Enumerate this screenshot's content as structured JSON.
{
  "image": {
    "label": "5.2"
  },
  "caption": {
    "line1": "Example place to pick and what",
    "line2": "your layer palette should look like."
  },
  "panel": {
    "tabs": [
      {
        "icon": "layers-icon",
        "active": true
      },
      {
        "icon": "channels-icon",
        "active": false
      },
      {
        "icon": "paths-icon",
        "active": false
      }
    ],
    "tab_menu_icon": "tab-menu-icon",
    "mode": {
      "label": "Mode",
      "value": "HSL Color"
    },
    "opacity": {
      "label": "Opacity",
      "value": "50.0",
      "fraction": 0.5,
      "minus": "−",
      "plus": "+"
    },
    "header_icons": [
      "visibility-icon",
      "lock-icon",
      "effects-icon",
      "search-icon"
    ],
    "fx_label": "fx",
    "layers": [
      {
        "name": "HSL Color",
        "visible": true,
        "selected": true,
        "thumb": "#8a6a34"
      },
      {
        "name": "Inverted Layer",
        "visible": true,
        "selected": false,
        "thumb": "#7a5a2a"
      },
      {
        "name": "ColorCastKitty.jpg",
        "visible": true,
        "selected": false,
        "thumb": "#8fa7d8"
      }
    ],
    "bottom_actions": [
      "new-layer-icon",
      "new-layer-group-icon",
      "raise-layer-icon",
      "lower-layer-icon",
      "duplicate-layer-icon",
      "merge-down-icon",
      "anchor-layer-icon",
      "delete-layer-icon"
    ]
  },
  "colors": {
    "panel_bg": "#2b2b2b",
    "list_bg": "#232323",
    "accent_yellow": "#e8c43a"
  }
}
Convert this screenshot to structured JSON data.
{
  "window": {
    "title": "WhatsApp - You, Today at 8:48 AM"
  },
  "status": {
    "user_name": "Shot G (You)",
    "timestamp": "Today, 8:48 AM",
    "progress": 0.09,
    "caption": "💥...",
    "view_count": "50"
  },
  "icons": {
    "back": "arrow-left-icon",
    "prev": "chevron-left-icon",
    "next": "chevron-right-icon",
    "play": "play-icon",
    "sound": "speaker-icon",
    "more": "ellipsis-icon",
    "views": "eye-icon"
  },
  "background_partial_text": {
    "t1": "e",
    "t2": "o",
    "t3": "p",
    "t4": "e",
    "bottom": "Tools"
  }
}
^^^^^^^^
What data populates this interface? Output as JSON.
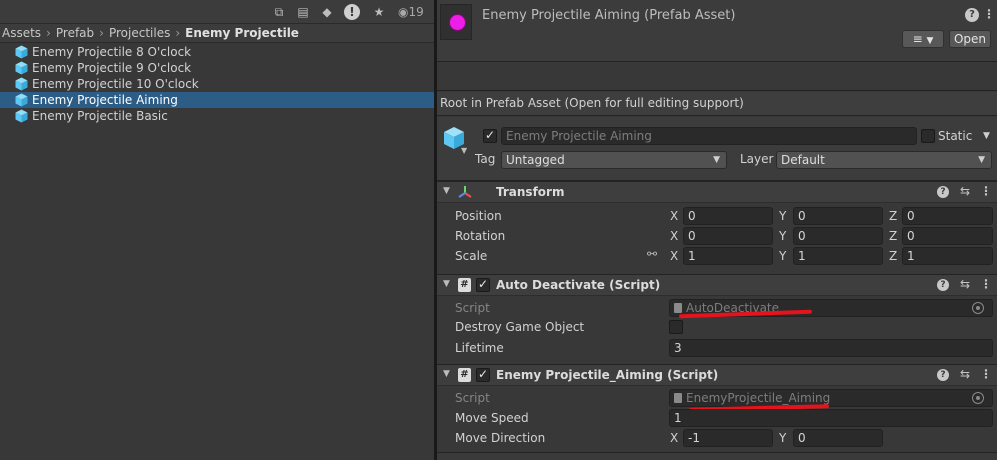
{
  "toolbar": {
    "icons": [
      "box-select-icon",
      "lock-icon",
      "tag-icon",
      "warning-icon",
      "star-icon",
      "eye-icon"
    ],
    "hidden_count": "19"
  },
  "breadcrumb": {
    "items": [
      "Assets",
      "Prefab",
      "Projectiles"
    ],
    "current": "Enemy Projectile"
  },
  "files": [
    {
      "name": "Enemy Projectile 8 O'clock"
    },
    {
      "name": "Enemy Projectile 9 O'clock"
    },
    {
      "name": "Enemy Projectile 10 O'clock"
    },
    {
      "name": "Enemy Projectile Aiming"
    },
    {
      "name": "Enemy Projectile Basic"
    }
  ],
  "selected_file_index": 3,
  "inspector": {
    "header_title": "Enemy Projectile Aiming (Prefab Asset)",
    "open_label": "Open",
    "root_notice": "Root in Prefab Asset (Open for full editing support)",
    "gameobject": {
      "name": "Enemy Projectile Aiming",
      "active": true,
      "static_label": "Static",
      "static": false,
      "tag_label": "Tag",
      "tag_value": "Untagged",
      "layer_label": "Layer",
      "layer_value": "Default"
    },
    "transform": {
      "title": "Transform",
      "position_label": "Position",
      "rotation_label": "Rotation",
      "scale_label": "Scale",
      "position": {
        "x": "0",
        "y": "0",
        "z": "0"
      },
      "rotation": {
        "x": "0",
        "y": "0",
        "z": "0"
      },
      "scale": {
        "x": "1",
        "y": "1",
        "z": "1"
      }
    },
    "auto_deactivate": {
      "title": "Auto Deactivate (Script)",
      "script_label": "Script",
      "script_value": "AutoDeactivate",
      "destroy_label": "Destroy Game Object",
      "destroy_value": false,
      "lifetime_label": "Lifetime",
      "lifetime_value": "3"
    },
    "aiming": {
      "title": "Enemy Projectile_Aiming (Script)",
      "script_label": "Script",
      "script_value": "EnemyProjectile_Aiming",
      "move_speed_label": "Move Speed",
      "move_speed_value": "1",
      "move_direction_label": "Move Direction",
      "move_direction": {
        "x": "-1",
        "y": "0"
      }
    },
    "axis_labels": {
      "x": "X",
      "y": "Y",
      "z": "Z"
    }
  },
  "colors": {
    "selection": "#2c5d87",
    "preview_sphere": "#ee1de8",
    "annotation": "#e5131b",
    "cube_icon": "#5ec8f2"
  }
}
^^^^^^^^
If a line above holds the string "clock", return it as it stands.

**FINAL ANSWER:**
      "name": "Enemy Projectile 8 O'clock"
      "name": "Enemy Projectile 9 O'clock"
      "name": "Enemy Projectile 10 O'clock"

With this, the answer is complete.